The online documentary series “Time Decorated” argues that Basquiat was the connection between the bebop and hip-hop worlds.
Neshat shares why she moved away from still photography to video, and why she thinks her work feels “very relevant” today.
In conjunction with the exhibition, the Broad has organized The Logic of Poetry and Dreams, a series of talks and readings with poets, scholars, and artists who will reflect upon Neshat’s work.
At the Broad’s iteration of Soul of a Nation: Art in the Age of Black Power, there is scarcely a work that does not demonstrate how deeply we are struggling with the same issues that concerned Black artists a half-century ago.
The shift will be funded with a $10 million donation from MOCA Board of Trustees President Carolyn Clark Powers, who says: “Charging admission is counterintuitive to art’s ability and purpose to connect, inspire, and heal people.”
In a panel discussion, some of these artists look back on how African American arts professionals and Black-owned galleries exhibited their work and promoted their careers.
Art + Practice brings together the works of the LA Rebellion filmmakers and the works of younger generations of Black artists, filmmakers, storytellers, and scholars working in Los Angeles.
How can artists support themselves while keeping true to their values?
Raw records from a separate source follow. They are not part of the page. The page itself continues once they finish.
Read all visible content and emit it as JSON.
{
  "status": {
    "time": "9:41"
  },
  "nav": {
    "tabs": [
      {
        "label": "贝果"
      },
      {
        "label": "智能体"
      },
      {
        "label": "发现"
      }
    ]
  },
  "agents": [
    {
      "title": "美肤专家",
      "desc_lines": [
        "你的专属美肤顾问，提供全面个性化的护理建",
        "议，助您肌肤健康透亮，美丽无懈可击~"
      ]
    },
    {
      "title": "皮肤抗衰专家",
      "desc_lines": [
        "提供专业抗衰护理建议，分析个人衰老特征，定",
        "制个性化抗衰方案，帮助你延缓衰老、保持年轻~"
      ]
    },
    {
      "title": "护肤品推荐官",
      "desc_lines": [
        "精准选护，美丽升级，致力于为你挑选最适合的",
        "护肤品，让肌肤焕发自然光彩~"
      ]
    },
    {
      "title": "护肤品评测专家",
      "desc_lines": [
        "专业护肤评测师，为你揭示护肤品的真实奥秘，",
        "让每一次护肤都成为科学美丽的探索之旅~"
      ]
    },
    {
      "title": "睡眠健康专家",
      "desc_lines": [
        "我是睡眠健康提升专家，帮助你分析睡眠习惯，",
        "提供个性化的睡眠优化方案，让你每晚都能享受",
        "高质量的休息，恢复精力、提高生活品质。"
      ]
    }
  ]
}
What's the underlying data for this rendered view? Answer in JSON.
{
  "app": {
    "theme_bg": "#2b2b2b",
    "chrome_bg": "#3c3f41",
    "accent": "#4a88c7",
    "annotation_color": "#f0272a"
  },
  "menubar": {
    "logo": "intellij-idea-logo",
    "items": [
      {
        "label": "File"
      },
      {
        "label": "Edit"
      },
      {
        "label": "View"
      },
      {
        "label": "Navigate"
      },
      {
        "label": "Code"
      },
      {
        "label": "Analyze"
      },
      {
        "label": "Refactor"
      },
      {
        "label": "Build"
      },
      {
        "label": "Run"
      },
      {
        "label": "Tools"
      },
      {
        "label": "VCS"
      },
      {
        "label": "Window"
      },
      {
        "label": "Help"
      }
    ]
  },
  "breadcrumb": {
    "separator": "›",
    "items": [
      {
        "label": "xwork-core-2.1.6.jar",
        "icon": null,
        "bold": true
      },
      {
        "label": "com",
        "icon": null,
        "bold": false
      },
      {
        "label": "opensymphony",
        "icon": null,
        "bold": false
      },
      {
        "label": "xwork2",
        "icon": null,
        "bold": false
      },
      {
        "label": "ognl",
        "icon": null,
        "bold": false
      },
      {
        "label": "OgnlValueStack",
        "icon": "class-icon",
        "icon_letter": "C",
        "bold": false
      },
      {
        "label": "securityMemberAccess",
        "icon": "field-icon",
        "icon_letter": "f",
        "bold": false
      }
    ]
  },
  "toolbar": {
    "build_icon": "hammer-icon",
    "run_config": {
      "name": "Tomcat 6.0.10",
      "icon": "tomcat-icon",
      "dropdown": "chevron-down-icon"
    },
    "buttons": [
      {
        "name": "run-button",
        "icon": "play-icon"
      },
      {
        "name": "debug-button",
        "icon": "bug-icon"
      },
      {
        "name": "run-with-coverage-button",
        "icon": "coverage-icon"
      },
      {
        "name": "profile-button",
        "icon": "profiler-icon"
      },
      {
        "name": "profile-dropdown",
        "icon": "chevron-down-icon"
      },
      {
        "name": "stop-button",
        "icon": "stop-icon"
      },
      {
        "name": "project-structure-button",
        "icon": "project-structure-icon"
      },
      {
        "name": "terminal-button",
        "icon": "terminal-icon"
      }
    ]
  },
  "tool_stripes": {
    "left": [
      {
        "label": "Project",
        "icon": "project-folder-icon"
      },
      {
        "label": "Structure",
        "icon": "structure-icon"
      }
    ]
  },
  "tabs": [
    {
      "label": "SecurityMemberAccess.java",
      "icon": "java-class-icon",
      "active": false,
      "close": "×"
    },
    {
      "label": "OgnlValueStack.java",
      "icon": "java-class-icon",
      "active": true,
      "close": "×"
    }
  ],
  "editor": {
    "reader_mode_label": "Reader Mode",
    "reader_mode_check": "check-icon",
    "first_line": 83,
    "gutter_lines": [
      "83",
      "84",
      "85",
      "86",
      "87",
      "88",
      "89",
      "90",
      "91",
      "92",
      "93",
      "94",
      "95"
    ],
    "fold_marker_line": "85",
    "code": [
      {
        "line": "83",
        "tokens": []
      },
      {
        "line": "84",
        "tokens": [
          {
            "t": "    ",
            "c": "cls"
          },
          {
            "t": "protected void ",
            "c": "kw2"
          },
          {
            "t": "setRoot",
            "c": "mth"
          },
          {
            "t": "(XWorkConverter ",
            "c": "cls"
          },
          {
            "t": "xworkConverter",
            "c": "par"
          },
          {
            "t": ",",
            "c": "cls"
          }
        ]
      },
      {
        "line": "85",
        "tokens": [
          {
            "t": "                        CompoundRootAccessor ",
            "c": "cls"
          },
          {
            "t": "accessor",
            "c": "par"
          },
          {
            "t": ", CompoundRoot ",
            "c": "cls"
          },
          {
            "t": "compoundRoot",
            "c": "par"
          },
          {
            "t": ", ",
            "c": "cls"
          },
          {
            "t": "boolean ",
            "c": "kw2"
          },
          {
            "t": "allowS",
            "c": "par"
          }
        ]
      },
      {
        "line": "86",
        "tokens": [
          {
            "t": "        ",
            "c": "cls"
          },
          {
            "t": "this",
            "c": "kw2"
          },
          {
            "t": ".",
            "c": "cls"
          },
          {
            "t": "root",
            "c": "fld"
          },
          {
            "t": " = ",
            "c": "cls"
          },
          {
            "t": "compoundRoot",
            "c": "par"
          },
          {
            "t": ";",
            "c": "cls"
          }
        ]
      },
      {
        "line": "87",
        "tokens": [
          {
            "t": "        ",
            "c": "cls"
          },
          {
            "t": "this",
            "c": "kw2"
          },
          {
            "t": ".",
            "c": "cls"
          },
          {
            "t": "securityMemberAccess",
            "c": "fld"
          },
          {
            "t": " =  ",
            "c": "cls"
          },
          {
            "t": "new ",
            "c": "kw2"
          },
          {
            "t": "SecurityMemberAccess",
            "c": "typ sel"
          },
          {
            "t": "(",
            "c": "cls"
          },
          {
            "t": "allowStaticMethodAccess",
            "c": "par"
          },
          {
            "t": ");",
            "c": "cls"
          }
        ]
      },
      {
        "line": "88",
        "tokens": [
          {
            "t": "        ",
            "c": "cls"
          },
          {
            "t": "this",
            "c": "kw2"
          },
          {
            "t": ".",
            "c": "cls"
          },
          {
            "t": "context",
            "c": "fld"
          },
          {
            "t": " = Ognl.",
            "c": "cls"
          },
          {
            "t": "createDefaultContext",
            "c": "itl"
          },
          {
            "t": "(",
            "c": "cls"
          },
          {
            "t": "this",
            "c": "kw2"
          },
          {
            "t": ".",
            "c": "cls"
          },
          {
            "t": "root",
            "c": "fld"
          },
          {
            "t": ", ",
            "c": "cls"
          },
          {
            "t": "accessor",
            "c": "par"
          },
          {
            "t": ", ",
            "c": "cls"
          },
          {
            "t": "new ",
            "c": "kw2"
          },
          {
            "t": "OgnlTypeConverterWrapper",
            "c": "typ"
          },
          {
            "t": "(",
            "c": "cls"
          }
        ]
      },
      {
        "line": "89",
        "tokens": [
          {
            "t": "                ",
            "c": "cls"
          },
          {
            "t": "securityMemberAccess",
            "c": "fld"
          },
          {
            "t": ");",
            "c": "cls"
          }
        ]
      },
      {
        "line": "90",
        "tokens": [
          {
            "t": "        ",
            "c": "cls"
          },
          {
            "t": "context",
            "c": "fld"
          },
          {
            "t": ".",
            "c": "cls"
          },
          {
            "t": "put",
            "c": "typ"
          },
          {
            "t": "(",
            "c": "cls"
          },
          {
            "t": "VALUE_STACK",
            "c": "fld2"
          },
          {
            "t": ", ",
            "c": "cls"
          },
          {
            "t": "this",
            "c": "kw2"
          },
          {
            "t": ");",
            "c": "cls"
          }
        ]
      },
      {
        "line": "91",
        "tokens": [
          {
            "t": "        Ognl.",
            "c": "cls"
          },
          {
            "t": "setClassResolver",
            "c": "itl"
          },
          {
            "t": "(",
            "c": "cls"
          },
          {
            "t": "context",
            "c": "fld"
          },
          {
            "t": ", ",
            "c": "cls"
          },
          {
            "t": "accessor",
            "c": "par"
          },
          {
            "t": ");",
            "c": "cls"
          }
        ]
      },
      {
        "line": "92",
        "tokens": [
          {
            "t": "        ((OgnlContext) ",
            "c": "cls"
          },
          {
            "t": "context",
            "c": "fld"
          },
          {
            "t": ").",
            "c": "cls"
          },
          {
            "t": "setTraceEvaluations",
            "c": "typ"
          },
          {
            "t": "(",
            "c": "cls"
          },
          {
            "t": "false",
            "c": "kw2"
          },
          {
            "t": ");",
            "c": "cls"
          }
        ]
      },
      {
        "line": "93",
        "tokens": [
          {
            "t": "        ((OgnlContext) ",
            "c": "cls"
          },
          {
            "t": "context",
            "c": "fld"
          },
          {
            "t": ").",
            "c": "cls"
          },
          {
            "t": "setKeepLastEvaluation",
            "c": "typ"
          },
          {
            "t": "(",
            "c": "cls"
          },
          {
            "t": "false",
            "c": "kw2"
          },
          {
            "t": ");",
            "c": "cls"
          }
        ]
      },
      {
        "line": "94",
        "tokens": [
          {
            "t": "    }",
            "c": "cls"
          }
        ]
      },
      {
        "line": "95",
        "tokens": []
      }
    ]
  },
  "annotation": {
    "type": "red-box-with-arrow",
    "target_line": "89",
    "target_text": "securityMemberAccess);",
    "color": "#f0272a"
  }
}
Artist Edgar Arceneaux leads a workshop at the Broad.
From a memorial to AIDS to a performance of bird songs, these artists’ interventions will take advantage of the museum’s unique architectural setting.
Viewers are invited to stick their heads into the porthole-like windows of Los Angeles’s newest Kusama chamber to gaze at infinity.
On June 24, Warhol Icon kicks off the museum’s Summer Happenings series with multimedia performances evoking the Velvet Underground singer and artist.
It makes sense, at this most critical moment, to take a serious look at the art of the 1980s, its political fury and layered poetics, as an anchor in the storm.